## To do
What is needed here is every line of the records that includes "else".

## Material provided
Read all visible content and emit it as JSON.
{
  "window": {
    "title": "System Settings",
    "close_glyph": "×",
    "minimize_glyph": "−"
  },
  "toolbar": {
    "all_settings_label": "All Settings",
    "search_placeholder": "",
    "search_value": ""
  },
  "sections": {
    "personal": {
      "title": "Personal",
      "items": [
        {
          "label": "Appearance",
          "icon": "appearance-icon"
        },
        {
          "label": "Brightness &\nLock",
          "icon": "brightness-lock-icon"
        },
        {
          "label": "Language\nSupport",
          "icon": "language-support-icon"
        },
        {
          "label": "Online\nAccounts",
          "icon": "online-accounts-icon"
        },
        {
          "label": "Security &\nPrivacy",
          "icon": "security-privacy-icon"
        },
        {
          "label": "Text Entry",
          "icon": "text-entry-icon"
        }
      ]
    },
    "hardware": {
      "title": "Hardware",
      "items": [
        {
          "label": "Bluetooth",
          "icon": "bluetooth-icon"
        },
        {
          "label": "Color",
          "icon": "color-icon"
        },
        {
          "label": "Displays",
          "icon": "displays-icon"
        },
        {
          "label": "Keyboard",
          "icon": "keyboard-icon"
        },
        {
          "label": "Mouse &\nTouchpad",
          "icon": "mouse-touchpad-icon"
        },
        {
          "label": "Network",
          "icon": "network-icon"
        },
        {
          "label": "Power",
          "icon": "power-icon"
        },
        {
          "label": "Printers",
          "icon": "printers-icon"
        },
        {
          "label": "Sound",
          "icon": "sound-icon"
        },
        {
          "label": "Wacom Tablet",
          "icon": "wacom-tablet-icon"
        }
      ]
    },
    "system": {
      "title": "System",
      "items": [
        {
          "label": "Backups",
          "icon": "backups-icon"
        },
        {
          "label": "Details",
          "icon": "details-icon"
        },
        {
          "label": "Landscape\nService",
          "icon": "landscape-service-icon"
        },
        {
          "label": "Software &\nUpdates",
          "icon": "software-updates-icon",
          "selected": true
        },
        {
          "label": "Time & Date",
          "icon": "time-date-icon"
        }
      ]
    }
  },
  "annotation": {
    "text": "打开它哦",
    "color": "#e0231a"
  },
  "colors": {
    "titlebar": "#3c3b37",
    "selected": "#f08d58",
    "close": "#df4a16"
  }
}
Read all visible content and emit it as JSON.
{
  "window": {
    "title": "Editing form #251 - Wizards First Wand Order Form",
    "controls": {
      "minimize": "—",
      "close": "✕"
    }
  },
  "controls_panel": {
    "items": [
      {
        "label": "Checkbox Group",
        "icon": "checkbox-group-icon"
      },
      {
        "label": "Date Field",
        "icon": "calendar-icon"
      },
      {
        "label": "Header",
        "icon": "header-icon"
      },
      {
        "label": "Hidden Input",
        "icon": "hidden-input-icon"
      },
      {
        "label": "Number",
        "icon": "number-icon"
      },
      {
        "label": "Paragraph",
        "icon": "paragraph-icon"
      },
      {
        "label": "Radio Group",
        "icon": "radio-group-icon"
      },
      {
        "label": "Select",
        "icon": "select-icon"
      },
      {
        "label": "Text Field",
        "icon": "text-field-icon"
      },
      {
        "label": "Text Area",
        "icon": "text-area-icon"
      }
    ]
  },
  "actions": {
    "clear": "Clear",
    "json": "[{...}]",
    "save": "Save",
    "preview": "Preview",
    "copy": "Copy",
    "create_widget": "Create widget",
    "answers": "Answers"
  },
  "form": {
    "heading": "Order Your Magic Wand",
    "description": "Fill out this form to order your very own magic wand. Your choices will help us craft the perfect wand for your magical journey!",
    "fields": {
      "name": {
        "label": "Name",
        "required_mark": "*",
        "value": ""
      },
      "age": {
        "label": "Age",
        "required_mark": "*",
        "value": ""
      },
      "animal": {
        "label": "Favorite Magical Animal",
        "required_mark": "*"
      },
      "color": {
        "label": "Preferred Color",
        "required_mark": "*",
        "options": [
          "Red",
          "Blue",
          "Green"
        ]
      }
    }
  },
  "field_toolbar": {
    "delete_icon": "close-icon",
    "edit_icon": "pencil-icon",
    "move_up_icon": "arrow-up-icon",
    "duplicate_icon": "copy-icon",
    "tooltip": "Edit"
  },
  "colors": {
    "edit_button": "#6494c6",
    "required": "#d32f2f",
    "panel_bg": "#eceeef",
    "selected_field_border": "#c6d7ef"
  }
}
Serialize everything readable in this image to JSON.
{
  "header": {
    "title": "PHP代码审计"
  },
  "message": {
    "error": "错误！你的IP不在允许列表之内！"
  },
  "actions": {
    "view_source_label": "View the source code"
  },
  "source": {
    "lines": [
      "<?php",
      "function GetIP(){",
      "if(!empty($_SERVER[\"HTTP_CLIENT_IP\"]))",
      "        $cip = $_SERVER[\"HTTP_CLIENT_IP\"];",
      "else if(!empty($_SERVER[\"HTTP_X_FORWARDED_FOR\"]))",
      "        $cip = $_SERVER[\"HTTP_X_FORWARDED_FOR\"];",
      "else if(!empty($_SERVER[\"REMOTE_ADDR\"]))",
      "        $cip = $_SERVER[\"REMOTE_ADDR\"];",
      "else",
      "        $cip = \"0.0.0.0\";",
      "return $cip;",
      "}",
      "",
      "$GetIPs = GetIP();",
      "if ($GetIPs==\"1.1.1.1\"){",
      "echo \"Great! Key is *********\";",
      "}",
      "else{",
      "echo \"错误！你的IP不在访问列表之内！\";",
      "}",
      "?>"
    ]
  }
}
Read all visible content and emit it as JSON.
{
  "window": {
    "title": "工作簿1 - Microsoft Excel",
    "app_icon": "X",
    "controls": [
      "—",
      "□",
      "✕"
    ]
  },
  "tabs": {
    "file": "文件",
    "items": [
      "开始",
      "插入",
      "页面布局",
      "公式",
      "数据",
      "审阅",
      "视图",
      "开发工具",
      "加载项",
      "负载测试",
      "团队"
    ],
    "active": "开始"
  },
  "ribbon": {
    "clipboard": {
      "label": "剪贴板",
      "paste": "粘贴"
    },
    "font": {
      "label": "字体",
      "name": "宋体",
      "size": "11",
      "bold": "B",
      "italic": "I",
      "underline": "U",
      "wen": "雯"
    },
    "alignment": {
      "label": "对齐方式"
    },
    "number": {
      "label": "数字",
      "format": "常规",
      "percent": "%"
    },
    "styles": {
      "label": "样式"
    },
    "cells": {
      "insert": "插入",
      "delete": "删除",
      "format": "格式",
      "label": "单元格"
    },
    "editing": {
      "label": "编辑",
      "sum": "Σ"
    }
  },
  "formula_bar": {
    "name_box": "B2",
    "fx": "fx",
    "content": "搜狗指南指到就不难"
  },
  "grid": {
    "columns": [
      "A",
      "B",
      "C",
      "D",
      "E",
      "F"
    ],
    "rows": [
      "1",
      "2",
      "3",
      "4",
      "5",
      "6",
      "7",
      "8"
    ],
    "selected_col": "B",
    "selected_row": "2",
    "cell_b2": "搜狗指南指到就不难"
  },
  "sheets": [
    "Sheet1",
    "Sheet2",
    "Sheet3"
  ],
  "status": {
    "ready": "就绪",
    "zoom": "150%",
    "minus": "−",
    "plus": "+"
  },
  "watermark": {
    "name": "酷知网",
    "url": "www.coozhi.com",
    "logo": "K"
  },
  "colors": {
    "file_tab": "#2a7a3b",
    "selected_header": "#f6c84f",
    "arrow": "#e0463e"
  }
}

## Task answer
      "else if(!empty($_SERVER[\"HTTP_X_FORWARDED_FOR\"]))",
      "else if(!empty($_SERVER[\"REMOTE_ADDR\"]))",
      "else",
      "else{",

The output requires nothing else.